Twin beds are a no brainer for single rooms, but decisions become harder when kids are sharing a bedroom. Choose the bed type that works best for your needs. Bunk beds are the easiest solution for shared bedrooms. An even better option is bunk beds that can separate into two twin beds. Even if your current space cannot accommodate two twin beds you'll have that option in the future. We recommend finding furniture that can evolve as your children grow older. Adding a trundle bed can be convenient for hosting sleepovers.
Pro Tip: We like placing the bed on the far wall opposite the door for better sound and light insulation. Avoid setting them beside radiators as beds can heat up quickly which makes sleep uncomfortable.
A dedicated spot in their room for homework helps with focus and keeps them organized. This becomes a necessity around the age of six. Before then a small play table should suffice. When choosing a desk consider one that has an upper hutch for additional storage.
Pro Tip: It is best to position desks by a window. Natural light helps when studying and or doing homework.
Some homes have built-in closets, others don't, but almost every child needs a dresser for folding away knits and other pieces. Add an armoire to that list if you don't have closet space! Hanging clothes will become a necessity as kids get older. Avoid L-shaped (or corner) cabinets, they waste space. Lastly, don't forget about toys and books. We recommend finding storage for these that are easily at reach for small children.
Pro Tip: Go higher! Wall space is often neglected. This unused space can be used for additional storage like cabinets or floating shelves.
- Neutral toned furniture evolves better than themed or furniture in custom colors. As kids grow older their interests will change so we suggest adding color in with textiles, wallpaper, or art is that is interchangeable.
- Have dark floors? White furniture can provide a much-needed contrast.

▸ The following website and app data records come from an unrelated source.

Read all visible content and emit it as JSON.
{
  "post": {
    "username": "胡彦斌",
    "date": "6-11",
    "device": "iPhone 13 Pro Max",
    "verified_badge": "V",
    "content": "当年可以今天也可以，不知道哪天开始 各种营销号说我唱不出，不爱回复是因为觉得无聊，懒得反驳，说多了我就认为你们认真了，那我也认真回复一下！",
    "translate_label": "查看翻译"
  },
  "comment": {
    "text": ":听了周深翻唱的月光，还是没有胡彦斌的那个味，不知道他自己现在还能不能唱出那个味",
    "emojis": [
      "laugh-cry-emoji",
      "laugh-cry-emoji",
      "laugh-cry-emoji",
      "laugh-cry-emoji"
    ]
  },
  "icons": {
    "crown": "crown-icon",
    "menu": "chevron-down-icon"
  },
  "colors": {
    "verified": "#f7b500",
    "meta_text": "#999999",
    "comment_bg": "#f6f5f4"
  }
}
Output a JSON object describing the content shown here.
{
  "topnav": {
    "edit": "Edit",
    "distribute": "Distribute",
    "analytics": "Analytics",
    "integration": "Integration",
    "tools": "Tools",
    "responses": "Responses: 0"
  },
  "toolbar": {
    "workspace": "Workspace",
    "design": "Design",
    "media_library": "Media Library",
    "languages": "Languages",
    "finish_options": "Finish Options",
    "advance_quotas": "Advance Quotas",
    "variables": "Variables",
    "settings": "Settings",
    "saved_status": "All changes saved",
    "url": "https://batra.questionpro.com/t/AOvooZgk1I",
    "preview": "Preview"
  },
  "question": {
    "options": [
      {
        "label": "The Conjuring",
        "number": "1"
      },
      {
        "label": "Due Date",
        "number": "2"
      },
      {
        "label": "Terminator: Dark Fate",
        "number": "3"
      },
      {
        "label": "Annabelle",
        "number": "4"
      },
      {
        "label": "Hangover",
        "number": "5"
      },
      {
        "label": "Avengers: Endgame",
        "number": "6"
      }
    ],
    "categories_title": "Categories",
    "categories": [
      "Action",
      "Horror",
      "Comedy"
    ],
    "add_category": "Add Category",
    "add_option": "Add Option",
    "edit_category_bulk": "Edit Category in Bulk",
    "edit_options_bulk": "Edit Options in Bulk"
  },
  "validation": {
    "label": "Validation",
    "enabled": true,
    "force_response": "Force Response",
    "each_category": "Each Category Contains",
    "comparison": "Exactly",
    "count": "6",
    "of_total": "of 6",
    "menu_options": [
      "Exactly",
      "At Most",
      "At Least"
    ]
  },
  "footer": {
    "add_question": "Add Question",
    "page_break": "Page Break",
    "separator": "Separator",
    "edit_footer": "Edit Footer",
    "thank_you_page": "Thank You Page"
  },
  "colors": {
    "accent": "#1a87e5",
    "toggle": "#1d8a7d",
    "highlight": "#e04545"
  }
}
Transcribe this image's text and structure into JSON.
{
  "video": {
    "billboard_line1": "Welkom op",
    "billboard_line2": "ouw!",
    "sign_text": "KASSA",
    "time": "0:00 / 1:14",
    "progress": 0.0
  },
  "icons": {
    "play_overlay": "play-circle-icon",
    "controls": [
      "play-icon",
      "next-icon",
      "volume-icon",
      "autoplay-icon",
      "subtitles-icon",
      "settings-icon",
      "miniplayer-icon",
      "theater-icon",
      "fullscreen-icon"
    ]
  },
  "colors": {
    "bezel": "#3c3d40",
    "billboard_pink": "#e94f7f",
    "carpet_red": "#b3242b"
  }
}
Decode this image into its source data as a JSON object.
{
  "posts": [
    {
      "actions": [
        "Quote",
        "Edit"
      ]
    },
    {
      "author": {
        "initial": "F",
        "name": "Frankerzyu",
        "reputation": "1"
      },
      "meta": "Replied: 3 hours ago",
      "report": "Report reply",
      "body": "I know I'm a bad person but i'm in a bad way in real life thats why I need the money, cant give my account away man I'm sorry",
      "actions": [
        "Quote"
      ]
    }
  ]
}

- Tape it up: Find the dimensions of the bed, desk, and storage pieces you're adding to the room then use masking tape to section off the room in your preferred layout. This is a quick and easy way of visualizing the amount of floor space you will have.